* WHAT YOU NEED TO DO *
Write the records out again exactly as they read, dropping any picture they hold.

* GIVEN DATA *
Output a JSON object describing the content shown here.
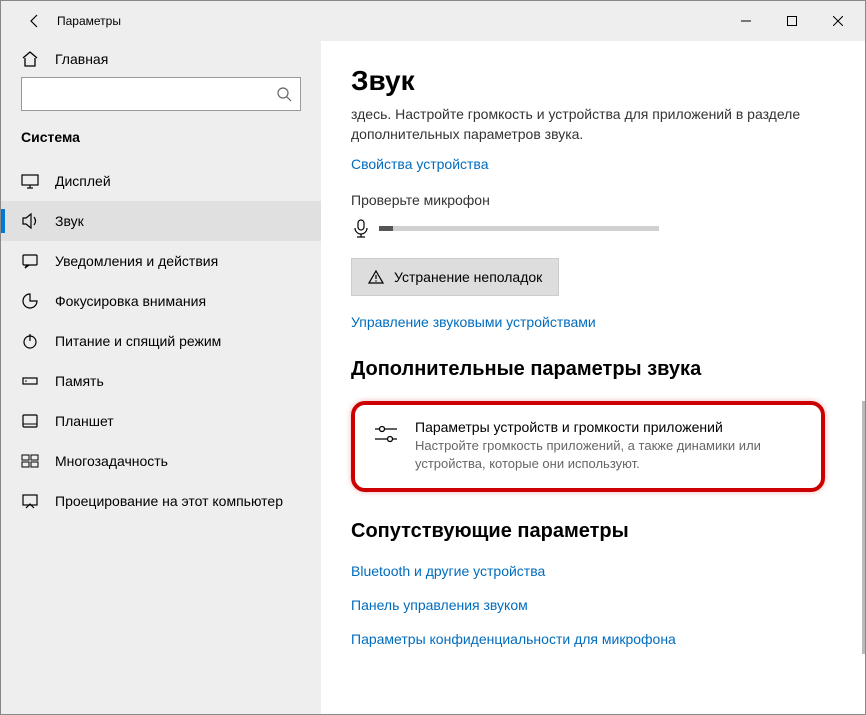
{
  "titlebar": {
    "title": "Параметры"
  },
  "sidebar": {
    "home": "Главная",
    "search_placeholder": "",
    "category": "Система",
    "items": [
      {
        "label": "Дисплей"
      },
      {
        "label": "Звук"
      },
      {
        "label": "Уведомления и действия"
      },
      {
        "label": "Фокусировка внимания"
      },
      {
        "label": "Питание и спящий режим"
      },
      {
        "label": "Память"
      },
      {
        "label": "Планшет"
      },
      {
        "label": "Многозадачность"
      },
      {
        "label": "Проецирование на этот компьютер"
      }
    ]
  },
  "main": {
    "title": "Звук",
    "intro": "здесь. Настройте громкость и устройства для приложений в разделе дополнительных параметров звука.",
    "device_props": "Свойства устройства",
    "check_mic": "Проверьте микрофон",
    "troubleshoot": "Устранение неполадок",
    "manage_devices": "Управление звуковыми устройствами",
    "adv_heading": "Дополнительные параметры звука",
    "adv_item_title": "Параметры устройств и громкости приложений",
    "adv_item_desc": "Настройте громкость приложений, а также динамики или устройства, которые они используют.",
    "related_heading": "Сопутствующие параметры",
    "related_links": [
      "Bluetooth и другие устройства",
      "Панель управления звуком",
      "Параметры конфиденциальности для микрофона"
    ]
  }
}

* YOUR RESPONSE *
Output a JSON object describing the content shown here.
{
  "titlebar": {
    "title": "Параметры"
  },
  "sidebar": {
    "home": "Главная",
    "search_placeholder": "",
    "category": "Система",
    "items": [
      {
        "label": "Дисплей"
      },
      {
        "label": "Звук"
      },
      {
        "label": "Уведомления и действия"
      },
      {
        "label": "Фокусировка внимания"
      },
      {
        "label": "Питание и спящий режим"
      },
      {
        "label": "Память"
      },
      {
        "label": "Планшет"
      },
      {
        "label": "Многозадачность"
      },
      {
        "label": "Проецирование на этот компьютер"
      }
    ]
  },
  "main": {
    "title": "Звук",
    "intro": "здесь. Настройте громкость и устройства для приложений в разделе дополнительных параметров звука.",
    "device_props": "Свойства устройства",
    "check_mic": "Проверьте микрофон",
    "troubleshoot": "Устранение неполадок",
    "manage_devices": "Управление звуковыми устройствами",
    "adv_heading": "Дополнительные параметры звука",
    "adv_item_title": "Параметры устройств и громкости приложений",
    "adv_item_desc": "Настройте громкость приложений, а также динамики или устройства, которые они используют.",
    "related_heading": "Сопутствующие параметры",
    "related_links": [
      "Bluetooth и другие устройства",
      "Панель управления звуком",
      "Параметры конфиденциальности для микрофона"
    ]
  }
}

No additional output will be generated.